The Wellcome Collection in London has a show called High Society. It’s mixes historical curiosa with a very unoriginal sermon against drug prohibition, full of inaccurate claims. (The world illicit drug market is not $320 billion per year. Opium was not banned in China in the 1840s; rather, it was a state monopoly, and imports from India by British traders were a threat to the revenue stream.)
But there’s lots of interesting material, including a video of Humphrey Osmond giving mescaline to a research subject who looks and sounds more or less like Cary Grant with an upper-crust English accent and an appalling dull anti-cocaine silent made by D.W. Griffith in 1912 that makes you wonder how the same director eventually made Birth of a Nation.

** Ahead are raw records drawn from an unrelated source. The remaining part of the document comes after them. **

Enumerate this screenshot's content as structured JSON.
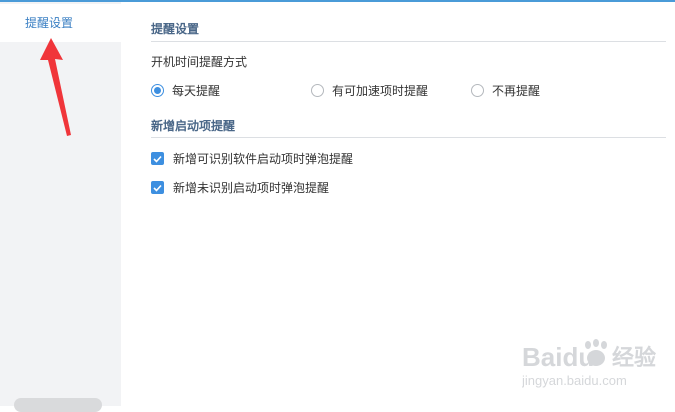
{
  "sidebar": {
    "items": [
      {
        "label": "提醒设置"
      }
    ]
  },
  "main": {
    "section1": {
      "title": "提醒设置",
      "subtitle": "开机时间提醒方式",
      "options": [
        {
          "label": "每天提醒",
          "selected": true
        },
        {
          "label": "有可加速项时提醒",
          "selected": false
        },
        {
          "label": "不再提醒",
          "selected": false
        }
      ]
    },
    "section2": {
      "title": "新增启动项提醒",
      "checkboxes": [
        {
          "label": "新增可识别软件启动项时弹泡提醒",
          "checked": true
        },
        {
          "label": "新增未识别启动项时弹泡提醒",
          "checked": true
        }
      ]
    }
  },
  "watermark": {
    "brand": "Baidu",
    "suffix": "经验",
    "url": "jingyan.baidu.com"
  },
  "colors": {
    "accent": "#3d8fe0",
    "arrow": "#f0353a",
    "title": "#4a6788"
  }
}
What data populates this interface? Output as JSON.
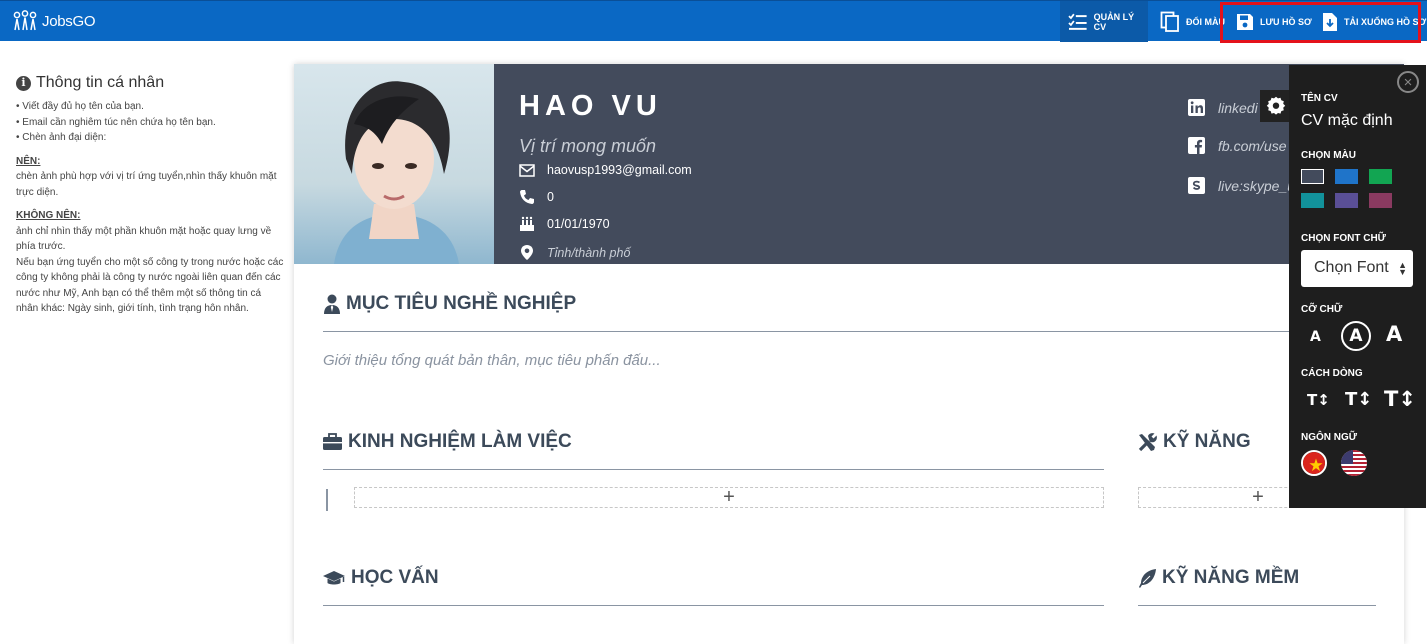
{
  "app": {
    "logo_text": "JobsGO"
  },
  "topnav": {
    "manage": "QUẢN LÝ CV",
    "color": "ĐỔI MÀU",
    "save": "LƯU HỒ SƠ",
    "download": "TẢI XUỐNG HỒ SƠ"
  },
  "tips": {
    "title": "Thông tin cá nhân",
    "bullets": [
      "• Viết đầy đủ họ tên của bạn.",
      "• Email cần nghiêm túc nên chứa họ tên bạn.",
      "• Chèn ảnh đại diện:"
    ],
    "should_heading": "NÊN:",
    "should_text": "chèn ảnh phù hợp với vị trí ứng tuyển,nhìn thấy khuôn mặt trực diện.",
    "shouldnot_heading": "KHÔNG NÊN:",
    "shouldnot_text": "ảnh chỉ nhìn thấy một phần khuôn mặt hoặc quay lưng về phía trước.",
    "extra_text": "Nếu bạn ứng tuyển cho một số công ty trong nước hoặc các công ty không phải là công ty nước ngoài liên quan đến các nước như Mỹ, Anh bạn có thể thêm một số thông tin cá nhân khác: Ngày sinh, giới tính, tình trạng hôn nhân."
  },
  "cv": {
    "name": "HAO VU",
    "position_placeholder": "Vị trí mong muốn",
    "email": "haovusp1993@gmail.com",
    "phone": "0",
    "birthday": "01/01/1970",
    "city_placeholder": "Tỉnh/thành phố",
    "linkedin": "linkedi",
    "facebook": "fb.com/use",
    "skype": "live:skype_u",
    "sections": {
      "objective": "MỤC TIÊU NGHỀ NGHIỆP",
      "objective_placeholder": "Giới thiệu tổng quát bản thân, mục tiêu phấn đấu...",
      "experience": "KINH NGHIỆM LÀM VIỆC",
      "skills": "KỸ NĂNG",
      "education": "HỌC VẤN",
      "soft_skills": "KỸ NĂNG MỀM"
    },
    "add_label": "+"
  },
  "panel": {
    "cv_name_label": "TÊN CV",
    "cv_name_value": "CV mặc định",
    "color_label": "CHỌN MÀU",
    "colors": [
      "#434b5c",
      "#1f74c9",
      "#12a552",
      "#12929b",
      "#5a4f96",
      "#8a3a60"
    ],
    "font_label": "CHỌN FONT CHỮ",
    "font_value": "Chọn Font",
    "size_label": "CỠ CHỮ",
    "size_glyph": "A",
    "spacing_label": "CÁCH DÒNG",
    "spacing_glyph": "T↕",
    "language_label": "NGÔN NGỮ",
    "close_glyph": "×"
  }
}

Also included are two delicious Temperance posters from about 1930, showing that drug-war propaganda technique hasn’t changed much over time. One is about the fact that wine is a gateway drug for distilled spirits. Here’s the other: